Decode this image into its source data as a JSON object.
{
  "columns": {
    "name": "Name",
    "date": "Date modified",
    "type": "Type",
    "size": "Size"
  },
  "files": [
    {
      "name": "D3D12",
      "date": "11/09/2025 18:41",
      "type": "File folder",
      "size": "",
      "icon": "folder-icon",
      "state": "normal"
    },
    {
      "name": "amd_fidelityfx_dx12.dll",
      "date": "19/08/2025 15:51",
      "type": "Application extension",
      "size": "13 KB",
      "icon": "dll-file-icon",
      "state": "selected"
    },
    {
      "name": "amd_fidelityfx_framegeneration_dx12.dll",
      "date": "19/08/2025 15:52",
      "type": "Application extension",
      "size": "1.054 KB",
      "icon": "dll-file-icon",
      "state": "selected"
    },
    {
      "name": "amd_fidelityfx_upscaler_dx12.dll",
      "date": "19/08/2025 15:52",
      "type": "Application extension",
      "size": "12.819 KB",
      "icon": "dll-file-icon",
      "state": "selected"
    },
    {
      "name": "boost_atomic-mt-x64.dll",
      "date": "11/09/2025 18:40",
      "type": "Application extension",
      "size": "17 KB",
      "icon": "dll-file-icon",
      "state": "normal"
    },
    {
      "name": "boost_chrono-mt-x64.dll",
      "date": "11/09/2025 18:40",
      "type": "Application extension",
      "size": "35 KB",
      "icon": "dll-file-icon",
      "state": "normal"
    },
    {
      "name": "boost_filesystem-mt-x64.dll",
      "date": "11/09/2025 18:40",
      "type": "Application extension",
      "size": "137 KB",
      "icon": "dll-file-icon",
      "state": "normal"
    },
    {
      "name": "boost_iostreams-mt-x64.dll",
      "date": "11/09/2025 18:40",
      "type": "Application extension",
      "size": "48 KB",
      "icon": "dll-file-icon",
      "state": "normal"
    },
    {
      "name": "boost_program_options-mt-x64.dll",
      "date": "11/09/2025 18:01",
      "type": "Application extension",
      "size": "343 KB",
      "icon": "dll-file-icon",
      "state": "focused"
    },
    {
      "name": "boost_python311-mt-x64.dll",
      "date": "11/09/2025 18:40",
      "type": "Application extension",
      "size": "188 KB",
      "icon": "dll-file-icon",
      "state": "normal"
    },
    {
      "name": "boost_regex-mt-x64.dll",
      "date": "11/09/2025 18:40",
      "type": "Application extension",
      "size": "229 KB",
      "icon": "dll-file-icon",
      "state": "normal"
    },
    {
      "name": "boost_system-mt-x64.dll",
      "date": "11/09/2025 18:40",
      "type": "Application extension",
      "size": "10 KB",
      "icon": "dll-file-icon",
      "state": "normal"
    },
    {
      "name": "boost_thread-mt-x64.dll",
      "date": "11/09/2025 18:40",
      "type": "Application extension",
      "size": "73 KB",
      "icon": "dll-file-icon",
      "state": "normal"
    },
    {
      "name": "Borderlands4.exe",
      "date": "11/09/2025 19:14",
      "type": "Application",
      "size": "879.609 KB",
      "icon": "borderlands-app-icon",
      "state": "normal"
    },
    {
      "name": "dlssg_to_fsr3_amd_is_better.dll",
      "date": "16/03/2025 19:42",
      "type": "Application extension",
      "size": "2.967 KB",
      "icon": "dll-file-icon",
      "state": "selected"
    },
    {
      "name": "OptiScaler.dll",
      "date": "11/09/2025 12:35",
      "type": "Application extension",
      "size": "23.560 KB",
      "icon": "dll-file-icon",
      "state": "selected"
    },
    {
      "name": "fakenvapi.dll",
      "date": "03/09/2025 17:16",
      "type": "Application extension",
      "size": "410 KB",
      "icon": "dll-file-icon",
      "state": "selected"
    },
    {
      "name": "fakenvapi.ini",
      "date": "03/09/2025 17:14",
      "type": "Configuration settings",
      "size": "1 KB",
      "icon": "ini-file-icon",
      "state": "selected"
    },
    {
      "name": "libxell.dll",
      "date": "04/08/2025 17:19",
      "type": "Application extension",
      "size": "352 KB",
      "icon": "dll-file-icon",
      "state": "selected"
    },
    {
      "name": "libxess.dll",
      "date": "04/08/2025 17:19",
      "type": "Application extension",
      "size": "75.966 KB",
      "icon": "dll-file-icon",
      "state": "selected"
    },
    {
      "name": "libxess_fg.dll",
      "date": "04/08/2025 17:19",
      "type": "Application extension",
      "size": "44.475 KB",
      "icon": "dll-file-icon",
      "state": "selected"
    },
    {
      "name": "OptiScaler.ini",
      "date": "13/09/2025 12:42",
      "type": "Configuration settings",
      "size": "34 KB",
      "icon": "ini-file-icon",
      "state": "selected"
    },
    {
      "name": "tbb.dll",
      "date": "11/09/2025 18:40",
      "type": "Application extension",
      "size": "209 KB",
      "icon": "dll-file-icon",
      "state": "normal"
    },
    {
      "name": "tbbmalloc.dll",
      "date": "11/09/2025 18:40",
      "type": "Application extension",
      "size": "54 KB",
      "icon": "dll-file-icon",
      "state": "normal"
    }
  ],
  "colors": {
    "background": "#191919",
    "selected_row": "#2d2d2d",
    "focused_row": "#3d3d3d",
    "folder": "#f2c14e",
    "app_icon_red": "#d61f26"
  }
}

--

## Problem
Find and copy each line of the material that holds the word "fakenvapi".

## Answer to this problem
      "name": "fakenvapi.dll",
      "name": "fakenvapi.ini",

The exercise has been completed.